Three suicide bomb attacks in Afghanistan left at least 58 dead on on Tuesday, the Ashura holy day observed by Shiite Muslims.
Various reports confirm that 54 were killed in Kabul when a bomber threw himself into a crowd that had gathered at Abul Fazl shrine to worship. Four were killed in the northern city of Mazar-i-Sharif and none died in the southern city of Kandahar where the attacker hid a bomb under a parked motorcycle.
The attacks targeted Afghanistan’s minority Shiite population and mark the first major incident of religiously motivated violence since the fall of Afghanistan’s Taliban regime; sectarian violence is more frequent in neighboring Pakistan. Like Kabul, the attack in Kandahar also targeted a Shiite procession, but it missed and hit policemen and bystanders, Kandahar Police Chief Abdul Razaq told The New York Times.
U.S. military officials strongly condemned the attack, especially for its timing.

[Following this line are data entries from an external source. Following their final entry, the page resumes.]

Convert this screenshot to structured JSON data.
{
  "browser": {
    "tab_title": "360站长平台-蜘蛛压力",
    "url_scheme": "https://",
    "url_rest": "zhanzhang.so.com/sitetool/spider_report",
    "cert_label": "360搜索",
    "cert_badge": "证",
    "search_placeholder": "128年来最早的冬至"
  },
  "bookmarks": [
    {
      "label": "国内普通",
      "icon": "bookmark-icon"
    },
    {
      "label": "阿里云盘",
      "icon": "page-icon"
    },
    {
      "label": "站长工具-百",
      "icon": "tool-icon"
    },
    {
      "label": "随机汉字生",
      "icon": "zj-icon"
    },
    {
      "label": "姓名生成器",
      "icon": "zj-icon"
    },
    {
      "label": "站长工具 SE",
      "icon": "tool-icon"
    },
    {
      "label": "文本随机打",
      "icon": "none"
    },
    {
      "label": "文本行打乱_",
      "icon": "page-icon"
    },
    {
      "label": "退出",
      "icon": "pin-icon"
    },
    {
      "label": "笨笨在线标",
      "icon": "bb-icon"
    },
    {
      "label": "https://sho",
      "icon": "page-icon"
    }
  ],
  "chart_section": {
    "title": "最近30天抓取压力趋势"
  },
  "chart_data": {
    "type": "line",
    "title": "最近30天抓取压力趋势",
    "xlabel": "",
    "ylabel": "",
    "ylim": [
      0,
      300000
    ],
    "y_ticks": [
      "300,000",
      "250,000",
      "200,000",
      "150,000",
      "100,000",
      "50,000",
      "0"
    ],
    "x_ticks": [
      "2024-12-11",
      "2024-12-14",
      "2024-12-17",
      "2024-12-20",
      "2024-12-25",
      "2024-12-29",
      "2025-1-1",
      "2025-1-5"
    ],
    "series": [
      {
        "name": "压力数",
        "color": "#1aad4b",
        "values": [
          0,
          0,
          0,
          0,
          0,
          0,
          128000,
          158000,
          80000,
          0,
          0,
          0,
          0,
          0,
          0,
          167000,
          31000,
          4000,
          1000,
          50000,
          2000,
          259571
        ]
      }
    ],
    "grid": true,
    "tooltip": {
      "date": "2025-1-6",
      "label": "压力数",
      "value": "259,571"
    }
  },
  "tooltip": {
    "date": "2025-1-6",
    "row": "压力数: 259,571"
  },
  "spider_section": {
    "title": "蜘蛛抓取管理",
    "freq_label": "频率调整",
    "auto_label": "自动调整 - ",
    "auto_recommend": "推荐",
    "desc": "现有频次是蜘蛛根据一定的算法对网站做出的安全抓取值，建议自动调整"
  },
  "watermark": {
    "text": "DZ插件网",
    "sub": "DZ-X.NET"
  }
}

“An attack against Ashura pilgrims on one of the holiest of days in the Islamic calendar is an attack against Islam itself, and we denounce and condemn these atrocities in the strongest of terms,” said Gen. John R. Allen, commander of the International Security Assistance Force. “Our prayers and deepest sympathies are with the families and loved ones of those innocent civilians killed or injured in today’s horrific attacks.”
Ambassador Simon Gass, the NATO Senior Civilian Representative in Afghanistan, said, "The attacks today in Afghanistan, on such an important religious day, are horrifying and to be condemned in the strongest possible terms. That men, women and children, are killed and injured on Ashura is particularly tragic. Our prayers and condolences are with them all and their family and friends."
No group has yet to claim responsibility for the attack.